**YOUR OBJECTIVE**:
The whole listing below is to be copied exactly, with every picture left out.

Content starts

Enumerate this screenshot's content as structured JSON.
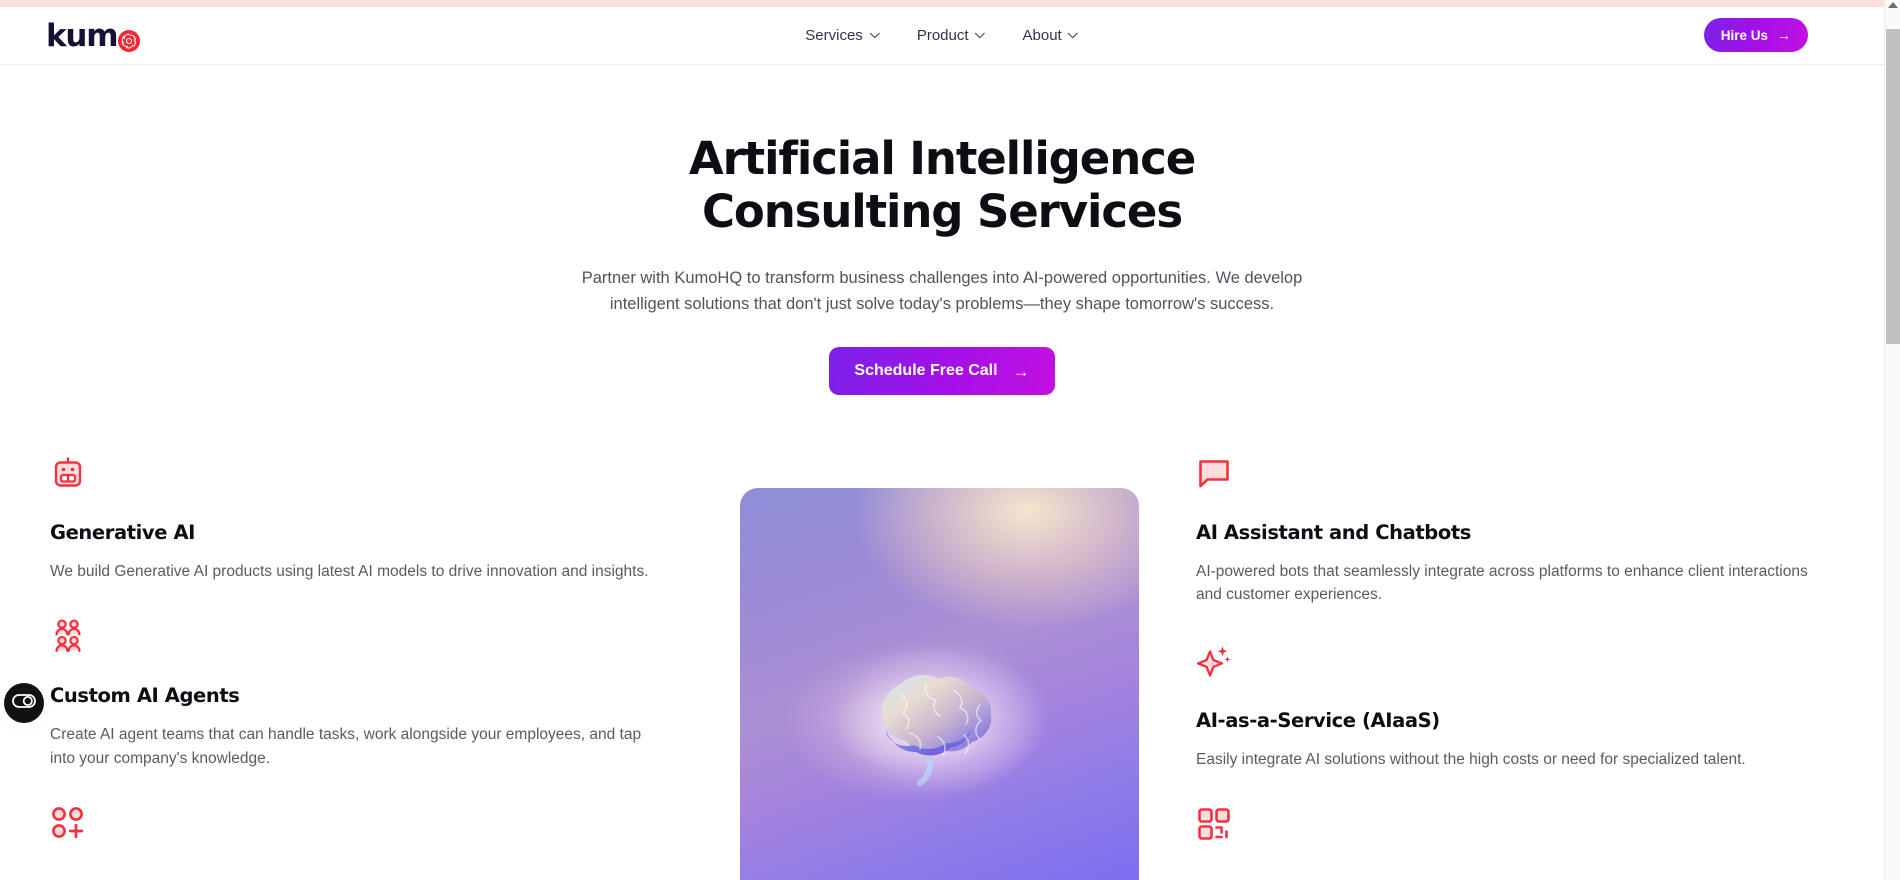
{
  "brand": {
    "logo_word": "kum",
    "logo_mark_name": "kumo-spiral-mark",
    "accent_red": "#f32735",
    "ink": "#191036"
  },
  "header": {
    "nav": [
      {
        "label": "Services",
        "icon": "chevron-down-icon"
      },
      {
        "label": "Product",
        "icon": "chevron-down-icon"
      },
      {
        "label": "About",
        "icon": "chevron-down-icon"
      }
    ],
    "cta": {
      "label": "Hire Us",
      "arrow": "→",
      "gradient_from": "#7b22e8",
      "gradient_to": "#c210e0"
    }
  },
  "hero": {
    "title": "Artificial Intelligence Consulting Services",
    "subtitle": "Partner with KumoHQ to transform business challenges into AI-powered opportunities. We develop intelligent solutions that don't just solve today's problems—they shape tomorrow's success.",
    "cta": {
      "label": "Schedule Free Call",
      "arrow": "→"
    },
    "image_alt": "glowing-brain-illustration"
  },
  "features": {
    "left": [
      {
        "icon": "robot-icon",
        "title": "Generative AI",
        "desc": "We build Generative AI products using latest AI models to drive innovation and insights."
      },
      {
        "icon": "users-group-icon",
        "title": "Custom AI Agents",
        "desc": "Create AI agent teams that can handle tasks, work alongside your employees, and tap into your company's knowledge."
      },
      {
        "icon": "circles-plus-icon",
        "title": "",
        "desc": ""
      }
    ],
    "right": [
      {
        "icon": "chat-bubble-icon",
        "title": "AI Assistant and Chatbots",
        "desc": "AI-powered bots that seamlessly integrate across platforms to enhance client interactions and customer experiences."
      },
      {
        "icon": "sparkle-icon",
        "title": "AI-as-a-Service (AIaaS)",
        "desc": "Easily integrate AI solutions without the high costs or need for specialized talent."
      },
      {
        "icon": "qr-code-icon",
        "title": "",
        "desc": ""
      }
    ]
  },
  "cookie_widget": {
    "icon": "cookiebot-toggle-icon"
  },
  "scrollbar": {
    "icon_up": "scroll-up-arrow-icon"
  }
}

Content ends

**YOUR RESPONSE**:
Enumerate this screenshot's content as structured JSON.
{
  "brand": {
    "logo_word": "kum",
    "logo_mark_name": "kumo-spiral-mark",
    "accent_red": "#f32735",
    "ink": "#191036"
  },
  "header": {
    "nav": [
      {
        "label": "Services",
        "icon": "chevron-down-icon"
      },
      {
        "label": "Product",
        "icon": "chevron-down-icon"
      },
      {
        "label": "About",
        "icon": "chevron-down-icon"
      }
    ],
    "cta": {
      "label": "Hire Us",
      "arrow": "→",
      "gradient_from": "#7b22e8",
      "gradient_to": "#c210e0"
    }
  },
  "hero": {
    "title": "Artificial Intelligence Consulting Services",
    "subtitle": "Partner with KumoHQ to transform business challenges into AI-powered opportunities. We develop intelligent solutions that don't just solve today's problems—they shape tomorrow's success.",
    "cta": {
      "label": "Schedule Free Call",
      "arrow": "→"
    },
    "image_alt": "glowing-brain-illustration"
  },
  "features": {
    "left": [
      {
        "icon": "robot-icon",
        "title": "Generative AI",
        "desc": "We build Generative AI products using latest AI models to drive innovation and insights."
      },
      {
        "icon": "users-group-icon",
        "title": "Custom AI Agents",
        "desc": "Create AI agent teams that can handle tasks, work alongside your employees, and tap into your company's knowledge."
      },
      {
        "icon": "circles-plus-icon",
        "title": "",
        "desc": ""
      }
    ],
    "right": [
      {
        "icon": "chat-bubble-icon",
        "title": "AI Assistant and Chatbots",
        "desc": "AI-powered bots that seamlessly integrate across platforms to enhance client interactions and customer experiences."
      },
      {
        "icon": "sparkle-icon",
        "title": "AI-as-a-Service (AIaaS)",
        "desc": "Easily integrate AI solutions without the high costs or need for specialized talent."
      },
      {
        "icon": "qr-code-icon",
        "title": "",
        "desc": ""
      }
    ]
  },
  "cookie_widget": {
    "icon": "cookiebot-toggle-icon"
  },
  "scrollbar": {
    "icon_up": "scroll-up-arrow-icon"
  }
}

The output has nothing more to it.